I’ve always been a proponent of putting together co-productions, deep-diving into creative development, and of structuring the right financial deals. It’s what I’ve ended up basically doing on a day-to-day. I’m quite proud in the fact that I’m one of the few producers together with my partners who have put together more co-productions in the Southeast Asian region than others. I’ve valued inclusiveness in the industry more than anything else, and more often than not — it does pay off.

Many filmmakers and creatives don’t pay attention to the deal structure as much as they should. Every project we undertake is a business on its own — schedules, budgets, expectations, and returns.

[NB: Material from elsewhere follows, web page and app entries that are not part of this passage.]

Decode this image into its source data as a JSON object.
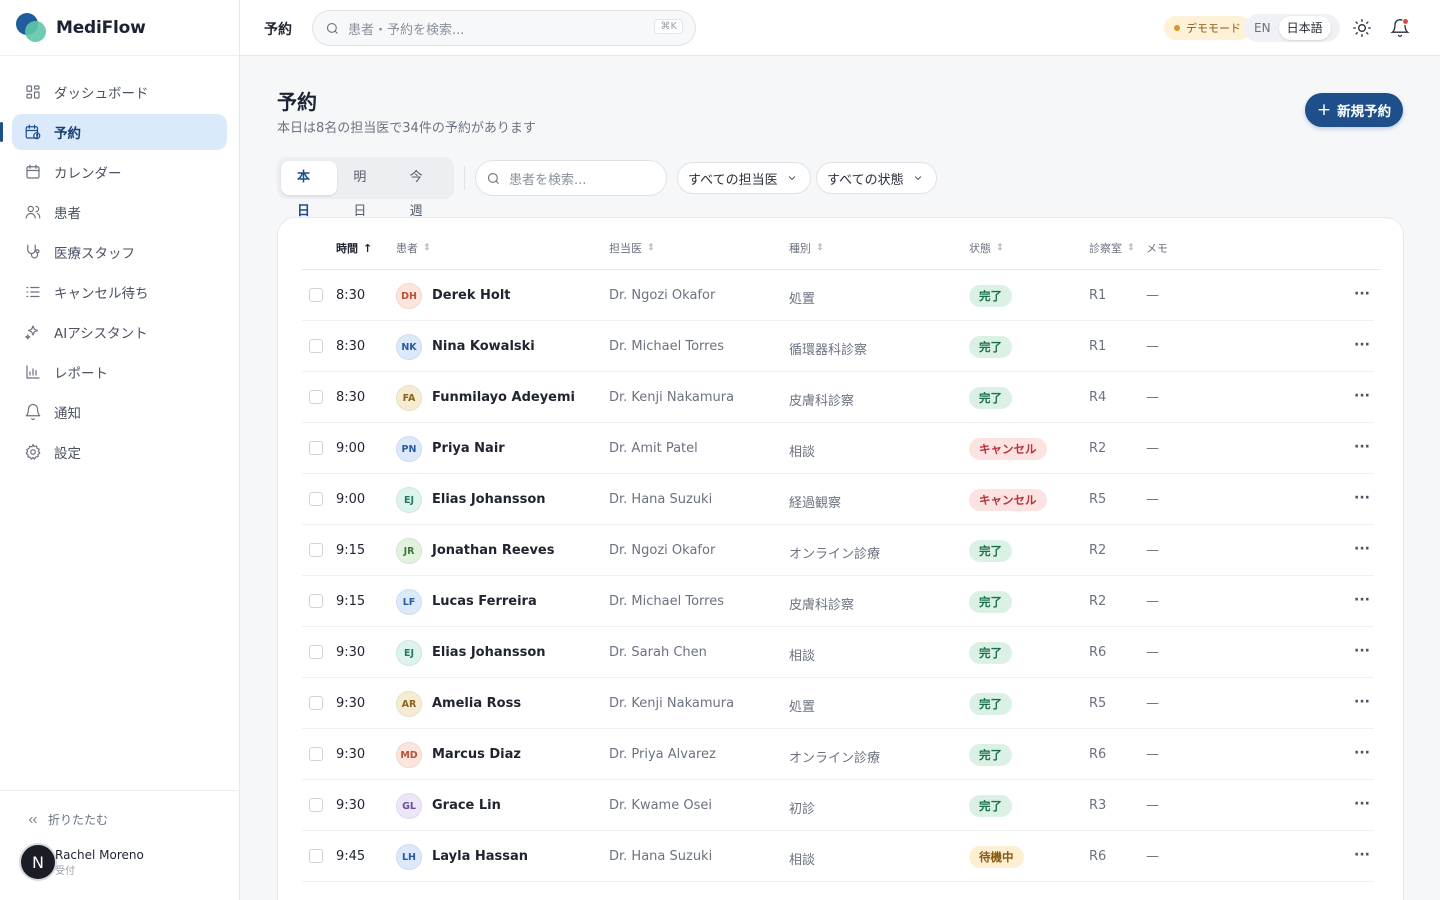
{
  "app": {
    "name": "MediFlow"
  },
  "sidebar": {
    "items": [
      {
        "label": "ダッシュボード",
        "icon": "dashboard-icon"
      },
      {
        "label": "予約",
        "icon": "calendar-clock-icon",
        "active": true
      },
      {
        "label": "カレンダー",
        "icon": "calendar-icon"
      },
      {
        "label": "患者",
        "icon": "users-icon"
      },
      {
        "label": "医療スタッフ",
        "icon": "stethoscope-icon"
      },
      {
        "label": "キャンセル待ち",
        "icon": "list-icon"
      },
      {
        "label": "AIアシスタント",
        "icon": "sparkles-icon"
      },
      {
        "label": "レポート",
        "icon": "bar-chart-icon"
      },
      {
        "label": "通知",
        "icon": "bell-icon"
      },
      {
        "label": "設定",
        "icon": "gear-icon"
      }
    ],
    "collapse_label": "折りたたむ",
    "user": {
      "initial": "N",
      "name": "Rachel Moreno",
      "role": "受付"
    }
  },
  "topbar": {
    "title": "予約",
    "search_placeholder": "患者・予約を検索...",
    "shortcut": "⌘K",
    "demo_label": "デモモード",
    "lang": {
      "en": "EN",
      "ja": "日本語",
      "selected": "ja"
    }
  },
  "page": {
    "title": "予約",
    "subtitle": "本日は8名の担当医で34件の予約があります",
    "new_button": "新規予約",
    "tabs": [
      "本日",
      "明日",
      "今週"
    ],
    "active_tab": 0,
    "patient_search_placeholder": "患者を検索...",
    "doctor_filter": "すべての担当医",
    "status_filter": "すべての状態"
  },
  "table": {
    "columns": {
      "time": "時間",
      "patient": "患者",
      "doctor": "担当医",
      "type": "種別",
      "status": "状態",
      "room": "診察室",
      "memo": "メモ"
    },
    "rows": [
      {
        "time": "8:30",
        "initials": "DH",
        "patient": "Derek Holt",
        "doctor": "Dr. Ngozi Okafor",
        "type": "処置",
        "status": "完了",
        "room": "R1",
        "memo": "—"
      },
      {
        "time": "8:30",
        "initials": "NK",
        "patient": "Nina Kowalski",
        "doctor": "Dr. Michael Torres",
        "type": "循環器科診察",
        "status": "完了",
        "room": "R1",
        "memo": "—"
      },
      {
        "time": "8:30",
        "initials": "FA",
        "patient": "Funmilayo Adeyemi",
        "doctor": "Dr. Kenji Nakamura",
        "type": "皮膚科診察",
        "status": "完了",
        "room": "R4",
        "memo": "—"
      },
      {
        "time": "9:00",
        "initials": "PN",
        "patient": "Priya Nair",
        "doctor": "Dr. Amit Patel",
        "type": "相談",
        "status": "キャンセル",
        "room": "R2",
        "memo": "—"
      },
      {
        "time": "9:00",
        "initials": "EJ",
        "patient": "Elias Johansson",
        "doctor": "Dr. Hana Suzuki",
        "type": "経過観察",
        "status": "キャンセル",
        "room": "R5",
        "memo": "—"
      },
      {
        "time": "9:15",
        "initials": "JR",
        "patient": "Jonathan Reeves",
        "doctor": "Dr. Ngozi Okafor",
        "type": "オンライン診療",
        "status": "完了",
        "room": "R2",
        "memo": "—"
      },
      {
        "time": "9:15",
        "initials": "LF",
        "patient": "Lucas Ferreira",
        "doctor": "Dr. Michael Torres",
        "type": "皮膚科診察",
        "status": "完了",
        "room": "R2",
        "memo": "—"
      },
      {
        "time": "9:30",
        "initials": "EJ",
        "patient": "Elias Johansson",
        "doctor": "Dr. Sarah Chen",
        "type": "相談",
        "status": "完了",
        "room": "R6",
        "memo": "—"
      },
      {
        "time": "9:30",
        "initials": "AR",
        "patient": "Amelia Ross",
        "doctor": "Dr. Kenji Nakamura",
        "type": "処置",
        "status": "完了",
        "room": "R5",
        "memo": "—"
      },
      {
        "time": "9:30",
        "initials": "MD",
        "patient": "Marcus Diaz",
        "doctor": "Dr. Priya Alvarez",
        "type": "オンライン診療",
        "status": "完了",
        "room": "R6",
        "memo": "—"
      },
      {
        "time": "9:30",
        "initials": "GL",
        "patient": "Grace Lin",
        "doctor": "Dr. Kwame Osei",
        "type": "初診",
        "status": "完了",
        "room": "R3",
        "memo": "—"
      },
      {
        "time": "9:45",
        "initials": "LH",
        "patient": "Layla Hassan",
        "doctor": "Dr. Hana Suzuki",
        "type": "相談",
        "status": "待機中",
        "room": "R6",
        "memo": "—"
      }
    ]
  },
  "colors": {
    "accent": "#1f4f8a",
    "status": {
      "完了": {
        "bg": "#dcf1e6",
        "fg": "#18704a"
      },
      "キャンセル": {
        "bg": "#fde2e2",
        "fg": "#b3343a"
      },
      "待機中": {
        "bg": "#fcefd2",
        "fg": "#8a5a12"
      }
    },
    "avatars": {
      "DH": [
        "#fde4dc",
        "#b4533a"
      ],
      "NK": [
        "#dbe9fb",
        "#2a5aa0"
      ],
      "FA": [
        "#f6ecd3",
        "#8a6420"
      ],
      "PN": [
        "#dbe9fb",
        "#2a5aa0"
      ],
      "EJ": [
        "#dcf3ee",
        "#267a66"
      ],
      "JR": [
        "#e2f2df",
        "#3f7a36"
      ],
      "LF": [
        "#dbe9fb",
        "#2a5aa0"
      ],
      "AR": [
        "#f6ecd3",
        "#8a6420"
      ],
      "MD": [
        "#fde4dc",
        "#b4533a"
      ],
      "GL": [
        "#ece6f7",
        "#6a4a9c"
      ],
      "LH": [
        "#dbe9fb",
        "#2a5aa0"
      ]
    }
  }
}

Especially when you’re using money that’s entrusted to you, it’s important to ensure you’re putting together the best deals possible and also sourcing around for the right investments. As producers, we’re not just filmmakers but business professionals as well.

justin deimen
DODGE: What skills do you believe have been essential to your profession?

I watched an average of 2 films a day for about 5 years. Different genres and languages and from different eras. It gave me a film vocabulary that became a refined tool to gauge a project’s tone and direction. I’ve slowed down on watching films now, but learning from others, seeing what can be improved on, and being able to dissect a film to its bare bones has always been something that has been useful to me.

Most importantly, I actually love the medium of filmmaking and television. I read anything I can get my hands on about Old Hollywood or different waves of cinemas through the decades and try to understand as much as the content business as possible and how it’s changing. Being able to find something you love about the business you’re in and holding on to that no matter how tough and ugly it can get – that’s a skill more people need to have.

DODGE: What is the best advice you have received and/or what advice would you give current students?

There are a few, actually.

HAVE BALANCE – Being a scriptwriter allowed me to work well on both sides of the coin, from the business to the creative and I applied that to the creative development and financing process.

It’s allowed me to get projects greenlit quicker than others may have because I always try to land on compromise — which is not a bad word. To me it just signifies respecting the opinions of both parties and wanting to find a way to preserve that relationship. But if terms are a step too far to take, be kind and gracious, and step back without taking it personally.

BE GENEROUS – Spend time teaching others and listening and try not to believe your own hype. If I didn’t have others do the same for me when I was younger, I’d have never made it. One of them is now a frequent collaborator, an adviser to my fund, and also co-founded with me the Southeast Asian Audio-Visual Association (SAAVA), a non-profit and the largest creative producing network in SE Asia where we train other producers as well as run the Southeast Asian Film Financing (SAFF) Forum where we match producers with financiers. You never know who’s going to be in your professional and personal life unless you reach out and take a chance on someone…which leads to the next point.

TAKE RISKS – I know it sounds rote but you’re never going to get what you want by waiting for it to come to you. That’s never how things work. Talk to that person you think may be able to help you get where you need to go. Do something that you always found an excuse to put off. What I found was that everything had a knock-on effect. It may not give you a direct benefit of what you wanted, but the act of doing something different always always always opens up new doors that leads to new paths.

Thank you for sharing, Justin!